    Scope and Contents

    This collection documents the labor activities of Kathy Labriola, licensed vocational nurse, union activist, and community organizer. The records comprise newsletters, flyers, notes, correspondence, articles, clippings, and promotional materials collected and generated by Labriola in her role as shop steward for Service Employees International Union (SEIU), Local 250, and through her involvement in union-related committees: the AIDS Education Committee, the Southern Africa Solidarity Committee, and the Committee for a Democratic Union (CDU). Other materials pertain to Labriola's role as a commissioner on the City of Berkeley Labor Commission, and to her involvement in the fight against the two-gate system in the San Francisco construction industry.
    Series 1, Kathy Labriola Personal Papers, contains histories written by Labriola describing her involvement in SEIU, Local 250 from the mid-1970s through to the late 1980s, including the years she spent as a member of the CDU. Other narratives chronicle the work achieved by the Southern Africa Solidarity Committee, the AIDS Education Committee, the Rank And File Committee Against The 2-Gate System, and Labriola's role as a commissioner on the City of Berkeley Labor Commission.
    Series 2, Service Employees International Union (SEIU), Local 250, consists of records produced in the day-to-day operations of Local 250. These include administrative documents, convention materials, general correspondence, grievance and arbitration records, hospital and nursing home contract negotiations, Local 250 bulletins, and records pertaining to SEIU's trusteeship of Local 250 in 1987.
    Series 3 records relate to the Southern Africa Solidarity Committee's support of the anti-apartheid movement in South Africa. The bulk of the materials span the years 1978 to 1988 and document the protests and fundraisers organized by the committee to raise awareness about apartheid. The campaign was so successful that the SEIU was able to pass a resolution, written by committee members, calling for the divestment of SEIU bank accounts and pension funds from any bank or corporation that conducted business with the apartheid regime.
    Series 4, AIDS Education Committee, comprises notes, reports, pamphlets, and educational materials related to the care and treatment of patients with HIV and AIDS, as well as various health and safety materials aimed at the protection of workers in healthcare institutions.
    Series 5, Committee for a Democratic Union (CDU), contains newsletters, committee meeting notes, correspondence, and promotional materials generated by CDU in its campaign for democratic elections and a more transparent union.
    Series 6, City of Berkeley Labor Commission, documents the work done by Labriola and the Labor Commission in supporting worker's rights in Berkeley, particularly in relation to the West Berkeley Plan and the Miles Cutter Development Agreement.
    Series 7 contains notes, correspondence, clippings, administrative materials, and protest materials related to the Rank And File Committee Against The 2-Gate. The committee, formed from rank and file members in the construction trades, protested contractors and construction companies that implemented the two-gate system to avoid hiring union workers.
    Series 8, Other Union Materials, contains materials produced by, or about, SEIU and unions other than Local 250.
    Series 9, Audiovisual Materials, consists of photographs of Kathy Labriola and CDU members, as well as various audio cassette recordings.

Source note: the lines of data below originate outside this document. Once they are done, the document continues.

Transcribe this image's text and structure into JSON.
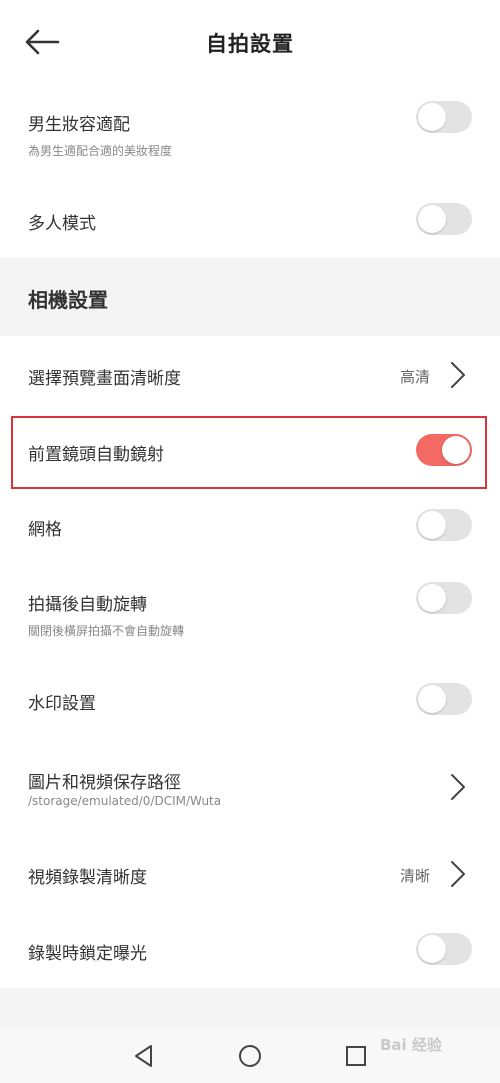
{
  "header": {
    "title": "自拍設置"
  },
  "rows": {
    "male_makeup": {
      "label": "男生妝容適配",
      "sub": "為男生適配合適的美妝程度",
      "on": false
    },
    "multi_person": {
      "label": "多人模式",
      "on": false
    },
    "preview_clarity": {
      "label": "選擇預覽畫面清晰度",
      "value": "高清"
    },
    "front_mirror": {
      "label": "前置鏡頭自動鏡射",
      "on": true
    },
    "grid": {
      "label": "網格",
      "on": false
    },
    "auto_rotate": {
      "label": "拍攝後自動旋轉",
      "sub": "關閉後橫屏拍攝不會自動旋轉",
      "on": false
    },
    "watermark": {
      "label": "水印設置",
      "on": false
    },
    "save_path": {
      "label": "圖片和視頻保存路徑",
      "sub": "/storage/emulated/0/DCIM/Wuta"
    },
    "video_clarity": {
      "label": "視頻錄製清晰度",
      "value": "清晰"
    },
    "lock_exposure": {
      "label": "錄製時鎖定曝光",
      "on": false
    }
  },
  "section": {
    "title": "相機設置"
  },
  "watermark_text": "Bai 经验",
  "colors": {
    "toggle_on": "#f26a63",
    "toggle_off": "#e3e3e3",
    "highlight": "#d9343a"
  }
}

    Subjects and Indexing Terms

    Strikes and lockouts -- Hospitals.
    City planning -- California -- Berkeley.
    Hospitals -- Employees -- Labor unions.
    Hospitals -- Employees -- Labor unions -- Organizing.
    Labor disputes -- Cases.
    Labor disputes -- California.
    Labor unions -- Organizing -- California.
    Collective labor agreements.
    Labor unions -- California -- Oakland.
    Labor unions -- California -- San Francisco.
    Collective bargaining -- Hospitals.
    Construction workers -- United States -- California -- Labor unions.
    Alta Bates-Herrick Hospitals.
    Cutter Biological.
    Service Employees International Union. Local 250 (San Francisco, Calif.)